Sunday, 3 June 2012
I see you: "Death Watch"
With Godard licking his wounds after the failure of his Marxist-Leninist project, and Truffaut settling into a rhythm of very Truffautish semiautobiographical dramas, Bertrand Tavernier was the razor-sharp Claude Chabrol's foremost rival for the title of most interesting French director of the 1970s. That Tavernier's 1980 sci-fi drama Death Watch should return to UK cinemas just as The Cabin in the Woods ends its theatrical run, and in the week Big Brother - flagging, but still, apparently, commercially viable - returns to our television screens can be seen as felicitous coincidence: it's one of those world-full-of-cameras fables that seeks to ask, some way behind Hitchcock, but a fair while before anybody else thought to do it, just how far we'd be prepared to watch, and how much stimulation we actually require before we switch off for the night.
Tavernier's film is set in a future world, but shot in turn-of-the-80s Glasgow, shown as tired and lived-in, in dire need of colour, sensation, new ideas; the opening crane shot has the city's skyline emerging from a cemetery, and it's clear that's where everybody will be returning after a few words from our sponsors.

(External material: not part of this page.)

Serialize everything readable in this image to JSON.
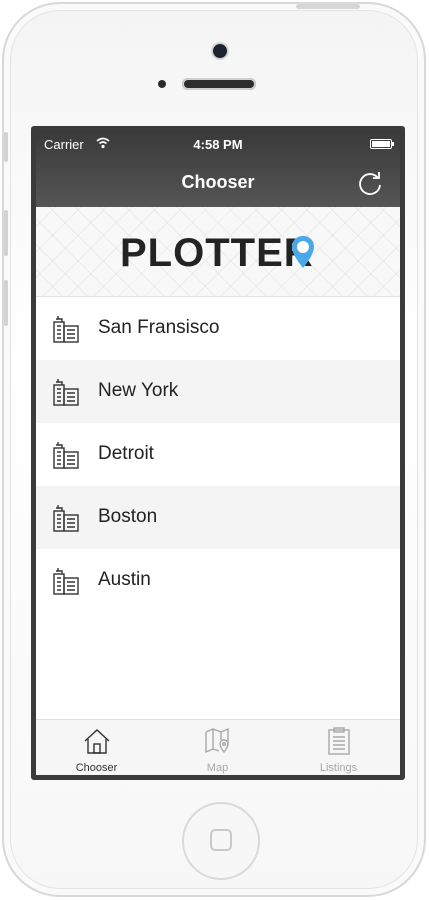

In this world, where novels are churned out by computer program and citizens are urged to recycle their water supplies, jobbing cameramen like Harvey Keitel's Roddy can have recording devices implanted in their very eyeballs so as to monitor their subjects more efficiently (not to mention covertly). Roddy's allotted subject is Katherine (Romy Schneider), a writer who's just been informed she has a terminal illness, making her perfect emotional pablum for an upcoming reality-cast.
Decades on, the sight of individuals expiring in and around prime-time has very nearly become a commonplace, but there's a particular cruelty to the way Katherine is elevated to the standing of made-for-TV martyr: only when the press show up on her doorstep does she learn the show's cynical producer (Harry Dean Stanton, tiredness already in his bones) has deemed her a worthy subject. "There are private things," she asserts, when she goes to confront him in his production office. "Are there?," he retorts. "Why?" Katherine assents to the show, chiefly to cover her ailing father's medical bills, but then initiates a cat-and-mouse game - between seen and seers, subject and audience - by venturing into the Highlands, Roddy in tow, hoping that the reception up there will be patchy enough to gain some much-needed perspective on what remains of her life.
In this escape bid - vast (and very Godardish) billboards intruding on what would otherwise be an unspoilt paradise - there's maybe a hint of the just-filmed Logan's Run, yet where Hollywood elected to put Jenny Agutter in a loincloth, Tavernier and his co-writer, the novelist David Rayfiel, choose to hone in on a man and a woman carrying notable baggage around with them. (Roddy has a complicated, unresolved relationship with his ex-wife.) This heavy-footed, heavy-hearted film proves less interested in the chase than the moral and philosophical implications of the show's project: it's something like Sullivan's Travels updated for a world becoming saturated with images. (Contemporary viewers may also be reminded of Andrew Niccol's recent work, although Tavernier and Rayfiel ultimately prove far less optimistic in their conclusions.)
For all this, I don't think Death Watch quite counts as a lost classic. Keitel is somewhat miscast in the everyman role (he's better suited to Roddy's later torment, getting one great Methody moment scrabbling round on a beach like a crab), and one misses the irreverence and joie de vivre of Tavernier's thrillers and period pieces from this moment. Yet - as befits a film where cameras are central - it is weirdly illustrative of the difference between Movies Then and (Most) Movies Now. The Cabin in the Woods, gigglingly high on its postmodern conviction that Nothing Really Matters, treated this set-up as the basis for an enjoyable yet only mildly pointed joke. Tavernier, working at a time when everything was still very much up for grabs, casts with grave purpose: Max von Sydow, on loan from Bergman, as an exemplar of a better world - exiled from mediated images, yet still living the good life, surrounded by art and literature - and Schneider, her beauty still evident yet fading in one of her last roles before her premature death. Could she have known she was unwell? Did Tavernier and Keitel realise they really were filming a woman not long for this world? The film's doubt is timeless; what it's gained over the years is a morbid poetry.
Death Watch is on selected release.